__BRIEF__: Every line below that has "verified" in it should be copied.

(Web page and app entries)
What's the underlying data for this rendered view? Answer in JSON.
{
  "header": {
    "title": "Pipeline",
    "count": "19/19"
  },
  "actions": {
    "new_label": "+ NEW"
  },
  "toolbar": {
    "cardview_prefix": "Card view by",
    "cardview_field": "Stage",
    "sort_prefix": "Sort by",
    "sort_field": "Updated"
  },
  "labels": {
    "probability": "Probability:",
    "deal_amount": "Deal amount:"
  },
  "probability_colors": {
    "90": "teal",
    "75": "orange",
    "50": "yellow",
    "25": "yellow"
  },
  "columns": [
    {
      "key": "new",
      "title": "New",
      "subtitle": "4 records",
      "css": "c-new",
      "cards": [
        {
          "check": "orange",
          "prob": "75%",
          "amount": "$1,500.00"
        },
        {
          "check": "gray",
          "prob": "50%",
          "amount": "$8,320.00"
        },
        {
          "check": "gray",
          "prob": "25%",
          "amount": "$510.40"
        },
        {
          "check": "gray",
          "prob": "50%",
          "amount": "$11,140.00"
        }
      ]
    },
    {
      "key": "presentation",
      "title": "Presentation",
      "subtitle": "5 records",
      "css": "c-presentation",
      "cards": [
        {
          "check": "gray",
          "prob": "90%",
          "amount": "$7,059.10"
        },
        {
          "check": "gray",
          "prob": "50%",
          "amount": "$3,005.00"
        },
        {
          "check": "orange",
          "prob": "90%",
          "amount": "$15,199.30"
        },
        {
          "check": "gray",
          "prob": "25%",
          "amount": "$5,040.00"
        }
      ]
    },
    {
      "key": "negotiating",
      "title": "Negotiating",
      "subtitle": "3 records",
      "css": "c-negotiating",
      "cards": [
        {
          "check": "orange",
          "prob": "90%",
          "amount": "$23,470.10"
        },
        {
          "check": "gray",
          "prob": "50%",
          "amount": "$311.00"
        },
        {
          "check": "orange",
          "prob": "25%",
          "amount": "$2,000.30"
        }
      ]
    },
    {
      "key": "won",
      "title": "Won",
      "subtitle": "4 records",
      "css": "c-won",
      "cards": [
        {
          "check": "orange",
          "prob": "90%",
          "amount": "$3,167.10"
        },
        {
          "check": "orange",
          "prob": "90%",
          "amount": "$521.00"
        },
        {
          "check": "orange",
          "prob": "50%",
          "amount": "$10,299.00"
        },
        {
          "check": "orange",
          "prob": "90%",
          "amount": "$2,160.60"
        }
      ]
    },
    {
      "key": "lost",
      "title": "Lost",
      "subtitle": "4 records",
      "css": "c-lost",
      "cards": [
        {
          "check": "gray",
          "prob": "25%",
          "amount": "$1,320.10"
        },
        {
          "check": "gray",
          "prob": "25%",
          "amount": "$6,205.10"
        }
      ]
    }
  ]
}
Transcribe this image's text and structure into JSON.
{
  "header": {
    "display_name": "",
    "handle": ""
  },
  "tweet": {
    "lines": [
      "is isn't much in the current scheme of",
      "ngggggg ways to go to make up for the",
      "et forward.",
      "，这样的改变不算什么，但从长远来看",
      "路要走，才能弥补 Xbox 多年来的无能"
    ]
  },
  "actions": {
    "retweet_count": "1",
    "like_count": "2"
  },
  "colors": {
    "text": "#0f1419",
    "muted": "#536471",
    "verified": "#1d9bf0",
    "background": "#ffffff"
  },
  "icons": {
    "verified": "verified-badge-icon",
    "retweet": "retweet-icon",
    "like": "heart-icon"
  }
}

__SOLUTION FOR THIS TASK__:
    "verified": "#1d9bf0",
    "verified": "verified-badge-icon",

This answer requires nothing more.